Westminster, CO — In Westminster, Colorado, if you spray-paint an underground tunnel, you will face jail time — unless you’re the son of a Westminster cop.

For Alex Gonzalez and his two friends, this ridiculously harsh sentence is now a reality. However, their fourth friend, Paul Damian Perez, has received a much lighter sentence of unsupervised probation.

Perez has some “pull” on the inside, his dad is Westminster police officer.

“I do know that his dad is a city of Westminster police officer,” said Tracy Gonzales, Alex’s mother. “I have a good feeling that definitely did help. His dad was there for court, dressed in full police officer uniform.”

According to 7NEWS, the city of Westminster would not comment on camera or agree to an interview, saying that the cases are still “subject to appeal.”

However, it is the policy of the city that 99.9 % of all adult graffiti artists will do jail time.

“Adult graffiti offenders are given jail time 99.9 percent of the time. The Municipal Court may deviate from that policy if the offender has diminished mental capacity, if the offender has offenses pending of a felony level or to obtain an offender’s cooperation.”

In an email, city officials said Perez received a lighter sentence because the charges against the teens were different because of the degree and frequency of the painting.

However, according to Gonzales, Perez was with him during all of the paintings. But these facts must have slipped by the prosecutors in Perez’ case, allowing him to fit into the 0.1% of the crowd who avoids the city’s ridiculously stiff punishment for graffiti.

The fact is that none of these kids should be in jail for this crime. Most municipalities punish graffiti with community service, fines, or just cleaning up graffiti around town.
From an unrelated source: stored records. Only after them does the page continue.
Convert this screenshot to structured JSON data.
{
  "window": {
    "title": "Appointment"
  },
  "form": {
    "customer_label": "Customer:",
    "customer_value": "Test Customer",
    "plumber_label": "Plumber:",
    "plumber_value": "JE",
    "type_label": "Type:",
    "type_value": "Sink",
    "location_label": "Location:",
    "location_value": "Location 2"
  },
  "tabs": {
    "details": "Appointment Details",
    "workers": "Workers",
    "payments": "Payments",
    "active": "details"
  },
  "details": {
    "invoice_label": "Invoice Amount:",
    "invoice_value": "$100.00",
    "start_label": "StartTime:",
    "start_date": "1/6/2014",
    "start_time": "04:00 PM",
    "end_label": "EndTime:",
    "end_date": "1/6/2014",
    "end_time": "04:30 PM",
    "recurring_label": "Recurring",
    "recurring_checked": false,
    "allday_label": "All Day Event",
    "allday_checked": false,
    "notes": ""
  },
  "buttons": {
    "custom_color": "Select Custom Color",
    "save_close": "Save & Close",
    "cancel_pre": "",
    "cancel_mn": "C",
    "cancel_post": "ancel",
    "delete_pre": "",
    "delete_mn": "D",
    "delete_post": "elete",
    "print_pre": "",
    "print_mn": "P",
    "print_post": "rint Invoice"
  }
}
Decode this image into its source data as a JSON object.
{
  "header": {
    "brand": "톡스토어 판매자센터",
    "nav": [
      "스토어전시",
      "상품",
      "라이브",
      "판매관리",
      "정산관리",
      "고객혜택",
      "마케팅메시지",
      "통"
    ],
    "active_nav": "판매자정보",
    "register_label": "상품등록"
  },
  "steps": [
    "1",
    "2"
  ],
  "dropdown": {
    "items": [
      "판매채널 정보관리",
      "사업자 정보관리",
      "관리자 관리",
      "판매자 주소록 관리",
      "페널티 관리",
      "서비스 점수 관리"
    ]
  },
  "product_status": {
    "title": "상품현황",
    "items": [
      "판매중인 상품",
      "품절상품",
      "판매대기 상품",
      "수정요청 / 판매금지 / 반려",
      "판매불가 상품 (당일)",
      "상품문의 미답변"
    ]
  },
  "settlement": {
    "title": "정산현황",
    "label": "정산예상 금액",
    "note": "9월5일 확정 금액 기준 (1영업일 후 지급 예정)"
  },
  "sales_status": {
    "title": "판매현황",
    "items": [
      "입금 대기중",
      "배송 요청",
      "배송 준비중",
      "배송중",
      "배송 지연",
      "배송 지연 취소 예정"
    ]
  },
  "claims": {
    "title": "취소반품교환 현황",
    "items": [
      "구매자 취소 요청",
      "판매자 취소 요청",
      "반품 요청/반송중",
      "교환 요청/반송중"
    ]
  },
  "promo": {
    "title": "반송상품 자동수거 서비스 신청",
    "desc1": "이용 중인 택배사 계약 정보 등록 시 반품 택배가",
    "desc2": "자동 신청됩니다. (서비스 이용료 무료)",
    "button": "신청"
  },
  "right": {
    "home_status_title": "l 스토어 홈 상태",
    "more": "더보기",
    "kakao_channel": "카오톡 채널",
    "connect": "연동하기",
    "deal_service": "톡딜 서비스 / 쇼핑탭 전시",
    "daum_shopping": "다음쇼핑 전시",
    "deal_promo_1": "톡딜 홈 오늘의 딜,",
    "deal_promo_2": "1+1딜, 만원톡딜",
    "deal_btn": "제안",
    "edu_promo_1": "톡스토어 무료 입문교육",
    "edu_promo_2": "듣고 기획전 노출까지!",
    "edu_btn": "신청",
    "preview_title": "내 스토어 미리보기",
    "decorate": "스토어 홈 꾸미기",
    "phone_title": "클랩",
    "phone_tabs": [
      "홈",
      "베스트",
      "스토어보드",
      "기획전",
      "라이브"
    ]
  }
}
Hard time for painting seems ridiculous, and it is.

According to 7NEWS, it costs more than $100 per day to house an inmate in the Adams County Jail, so jailing those three teens will cost Adams County taxpayers more than $22,000.

Having the teens paint over their vandalism would have been just a few hundred dollars and their lives wouldn’t have been ruined. Instead, the taxpayers suffer, these three teens now have felony records, they won’t graduate high school, and their future job opportunities will be stifled.

For the son of a cop, however, all is good.